TASK REQUIREMENTS » Reproduce the data below word for word, setting aside any picture it holds.

INFORMATION PROVIDED »
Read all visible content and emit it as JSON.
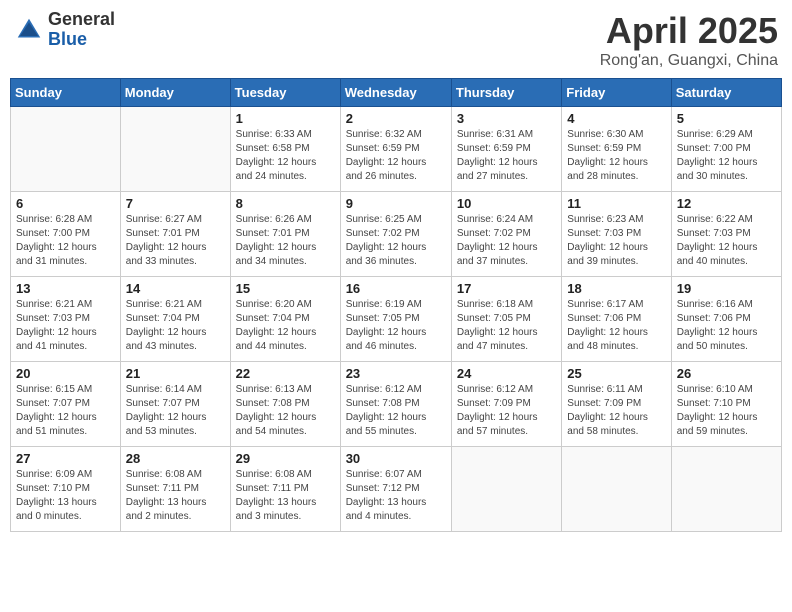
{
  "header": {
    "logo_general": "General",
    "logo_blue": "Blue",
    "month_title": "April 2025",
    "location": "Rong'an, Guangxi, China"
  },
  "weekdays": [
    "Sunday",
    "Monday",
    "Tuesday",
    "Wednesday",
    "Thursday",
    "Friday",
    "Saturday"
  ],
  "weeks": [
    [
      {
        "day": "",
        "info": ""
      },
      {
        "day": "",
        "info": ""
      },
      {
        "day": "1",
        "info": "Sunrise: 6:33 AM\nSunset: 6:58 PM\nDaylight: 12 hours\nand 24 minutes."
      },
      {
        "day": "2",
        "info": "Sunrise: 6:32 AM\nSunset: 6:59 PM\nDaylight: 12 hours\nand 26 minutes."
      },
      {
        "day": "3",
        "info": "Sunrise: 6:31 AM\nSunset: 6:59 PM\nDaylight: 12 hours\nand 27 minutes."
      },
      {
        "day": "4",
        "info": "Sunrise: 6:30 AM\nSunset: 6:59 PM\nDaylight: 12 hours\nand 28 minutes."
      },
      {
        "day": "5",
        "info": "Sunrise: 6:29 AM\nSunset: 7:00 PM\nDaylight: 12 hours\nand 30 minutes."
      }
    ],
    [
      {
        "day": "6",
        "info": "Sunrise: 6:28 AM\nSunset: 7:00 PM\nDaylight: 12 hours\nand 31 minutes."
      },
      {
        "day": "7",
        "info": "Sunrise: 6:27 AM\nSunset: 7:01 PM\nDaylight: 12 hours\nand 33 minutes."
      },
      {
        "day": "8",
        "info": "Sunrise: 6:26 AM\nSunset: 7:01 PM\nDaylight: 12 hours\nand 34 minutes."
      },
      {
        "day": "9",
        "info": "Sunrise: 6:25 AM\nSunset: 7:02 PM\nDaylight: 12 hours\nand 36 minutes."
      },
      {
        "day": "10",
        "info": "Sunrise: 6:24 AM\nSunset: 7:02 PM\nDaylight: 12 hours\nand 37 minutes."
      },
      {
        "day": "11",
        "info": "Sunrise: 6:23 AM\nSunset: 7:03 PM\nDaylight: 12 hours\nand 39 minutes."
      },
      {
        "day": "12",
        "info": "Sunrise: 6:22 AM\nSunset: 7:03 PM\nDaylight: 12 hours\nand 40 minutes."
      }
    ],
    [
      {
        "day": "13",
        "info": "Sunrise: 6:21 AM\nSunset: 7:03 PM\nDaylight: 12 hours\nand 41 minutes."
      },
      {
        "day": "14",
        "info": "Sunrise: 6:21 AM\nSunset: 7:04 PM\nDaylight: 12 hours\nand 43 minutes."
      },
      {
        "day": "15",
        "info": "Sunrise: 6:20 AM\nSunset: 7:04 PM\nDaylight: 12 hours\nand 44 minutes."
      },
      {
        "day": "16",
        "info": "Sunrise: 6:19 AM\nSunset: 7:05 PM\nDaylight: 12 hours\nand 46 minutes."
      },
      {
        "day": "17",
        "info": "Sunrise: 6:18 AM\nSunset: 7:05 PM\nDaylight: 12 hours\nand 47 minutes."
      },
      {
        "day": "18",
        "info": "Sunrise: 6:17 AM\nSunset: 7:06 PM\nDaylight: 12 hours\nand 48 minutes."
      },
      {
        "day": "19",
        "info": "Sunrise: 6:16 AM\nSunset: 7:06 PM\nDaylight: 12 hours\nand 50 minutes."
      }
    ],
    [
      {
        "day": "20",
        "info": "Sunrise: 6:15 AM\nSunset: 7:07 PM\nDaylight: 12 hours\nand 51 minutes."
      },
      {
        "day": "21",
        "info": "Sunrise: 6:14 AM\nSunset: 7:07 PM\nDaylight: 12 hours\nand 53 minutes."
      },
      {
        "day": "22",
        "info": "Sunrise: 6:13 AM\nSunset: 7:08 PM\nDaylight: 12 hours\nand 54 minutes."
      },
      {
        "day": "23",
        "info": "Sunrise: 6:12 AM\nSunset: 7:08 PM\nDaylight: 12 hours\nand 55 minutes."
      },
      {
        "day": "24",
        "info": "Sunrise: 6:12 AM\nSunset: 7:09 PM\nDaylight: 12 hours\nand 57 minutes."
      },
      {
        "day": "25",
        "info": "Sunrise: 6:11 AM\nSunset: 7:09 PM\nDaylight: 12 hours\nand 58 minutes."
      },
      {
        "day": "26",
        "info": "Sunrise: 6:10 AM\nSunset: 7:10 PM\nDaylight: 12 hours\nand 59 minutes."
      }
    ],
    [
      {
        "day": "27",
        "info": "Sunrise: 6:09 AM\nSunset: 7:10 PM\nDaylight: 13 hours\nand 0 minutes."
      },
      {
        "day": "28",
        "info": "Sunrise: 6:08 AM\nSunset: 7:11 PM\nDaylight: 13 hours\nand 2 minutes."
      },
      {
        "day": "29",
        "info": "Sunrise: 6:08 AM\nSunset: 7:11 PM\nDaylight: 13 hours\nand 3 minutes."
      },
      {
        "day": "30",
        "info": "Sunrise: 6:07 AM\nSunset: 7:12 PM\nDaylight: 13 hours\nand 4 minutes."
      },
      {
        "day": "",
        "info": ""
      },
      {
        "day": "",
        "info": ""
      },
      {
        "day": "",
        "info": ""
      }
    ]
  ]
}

ANSWER AREA »
Read all visible content and emit it as JSON.
{
  "header": {
    "logo_general": "General",
    "logo_blue": "Blue",
    "month_title": "April 2025",
    "location": "Rong'an, Guangxi, China"
  },
  "weekdays": [
    "Sunday",
    "Monday",
    "Tuesday",
    "Wednesday",
    "Thursday",
    "Friday",
    "Saturday"
  ],
  "weeks": [
    [
      {
        "day": "",
        "info": ""
      },
      {
        "day": "",
        "info": ""
      },
      {
        "day": "1",
        "info": "Sunrise: 6:33 AM\nSunset: 6:58 PM\nDaylight: 12 hours\nand 24 minutes."
      },
      {
        "day": "2",
        "info": "Sunrise: 6:32 AM\nSunset: 6:59 PM\nDaylight: 12 hours\nand 26 minutes."
      },
      {
        "day": "3",
        "info": "Sunrise: 6:31 AM\nSunset: 6:59 PM\nDaylight: 12 hours\nand 27 minutes."
      },
      {
        "day": "4",
        "info": "Sunrise: 6:30 AM\nSunset: 6:59 PM\nDaylight: 12 hours\nand 28 minutes."
      },
      {
        "day": "5",
        "info": "Sunrise: 6:29 AM\nSunset: 7:00 PM\nDaylight: 12 hours\nand 30 minutes."
      }
    ],
    [
      {
        "day": "6",
        "info": "Sunrise: 6:28 AM\nSunset: 7:00 PM\nDaylight: 12 hours\nand 31 minutes."
      },
      {
        "day": "7",
        "info": "Sunrise: 6:27 AM\nSunset: 7:01 PM\nDaylight: 12 hours\nand 33 minutes."
      },
      {
        "day": "8",
        "info": "Sunrise: 6:26 AM\nSunset: 7:01 PM\nDaylight: 12 hours\nand 34 minutes."
      },
      {
        "day": "9",
        "info": "Sunrise: 6:25 AM\nSunset: 7:02 PM\nDaylight: 12 hours\nand 36 minutes."
      },
      {
        "day": "10",
        "info": "Sunrise: 6:24 AM\nSunset: 7:02 PM\nDaylight: 12 hours\nand 37 minutes."
      },
      {
        "day": "11",
        "info": "Sunrise: 6:23 AM\nSunset: 7:03 PM\nDaylight: 12 hours\nand 39 minutes."
      },
      {
        "day": "12",
        "info": "Sunrise: 6:22 AM\nSunset: 7:03 PM\nDaylight: 12 hours\nand 40 minutes."
      }
    ],
    [
      {
        "day": "13",
        "info": "Sunrise: 6:21 AM\nSunset: 7:03 PM\nDaylight: 12 hours\nand 41 minutes."
      },
      {
        "day": "14",
        "info": "Sunrise: 6:21 AM\nSunset: 7:04 PM\nDaylight: 12 hours\nand 43 minutes."
      },
      {
        "day": "15",
        "info": "Sunrise: 6:20 AM\nSunset: 7:04 PM\nDaylight: 12 hours\nand 44 minutes."
      },
      {
        "day": "16",
        "info": "Sunrise: 6:19 AM\nSunset: 7:05 PM\nDaylight: 12 hours\nand 46 minutes."
      },
      {
        "day": "17",
        "info": "Sunrise: 6:18 AM\nSunset: 7:05 PM\nDaylight: 12 hours\nand 47 minutes."
      },
      {
        "day": "18",
        "info": "Sunrise: 6:17 AM\nSunset: 7:06 PM\nDaylight: 12 hours\nand 48 minutes."
      },
      {
        "day": "19",
        "info": "Sunrise: 6:16 AM\nSunset: 7:06 PM\nDaylight: 12 hours\nand 50 minutes."
      }
    ],
    [
      {
        "day": "20",
        "info": "Sunrise: 6:15 AM\nSunset: 7:07 PM\nDaylight: 12 hours\nand 51 minutes."
      },
      {
        "day": "21",
        "info": "Sunrise: 6:14 AM\nSunset: 7:07 PM\nDaylight: 12 hours\nand 53 minutes."
      },
      {
        "day": "22",
        "info": "Sunrise: 6:13 AM\nSunset: 7:08 PM\nDaylight: 12 hours\nand 54 minutes."
      },
      {
        "day": "23",
        "info": "Sunrise: 6:12 AM\nSunset: 7:08 PM\nDaylight: 12 hours\nand 55 minutes."
      },
      {
        "day": "24",
        "info": "Sunrise: 6:12 AM\nSunset: 7:09 PM\nDaylight: 12 hours\nand 57 minutes."
      },
      {
        "day": "25",
        "info": "Sunrise: 6:11 AM\nSunset: 7:09 PM\nDaylight: 12 hours\nand 58 minutes."
      },
      {
        "day": "26",
        "info": "Sunrise: 6:10 AM\nSunset: 7:10 PM\nDaylight: 12 hours\nand 59 minutes."
      }
    ],
    [
      {
        "day": "27",
        "info": "Sunrise: 6:09 AM\nSunset: 7:10 PM\nDaylight: 13 hours\nand 0 minutes."
      },
      {
        "day": "28",
        "info": "Sunrise: 6:08 AM\nSunset: 7:11 PM\nDaylight: 13 hours\nand 2 minutes."
      },
      {
        "day": "29",
        "info": "Sunrise: 6:08 AM\nSunset: 7:11 PM\nDaylight: 13 hours\nand 3 minutes."
      },
      {
        "day": "30",
        "info": "Sunrise: 6:07 AM\nSunset: 7:12 PM\nDaylight: 13 hours\nand 4 minutes."
      },
      {
        "day": "",
        "info": ""
      },
      {
        "day": "",
        "info": ""
      },
      {
        "day": "",
        "info": ""
      }
    ]
  ]
}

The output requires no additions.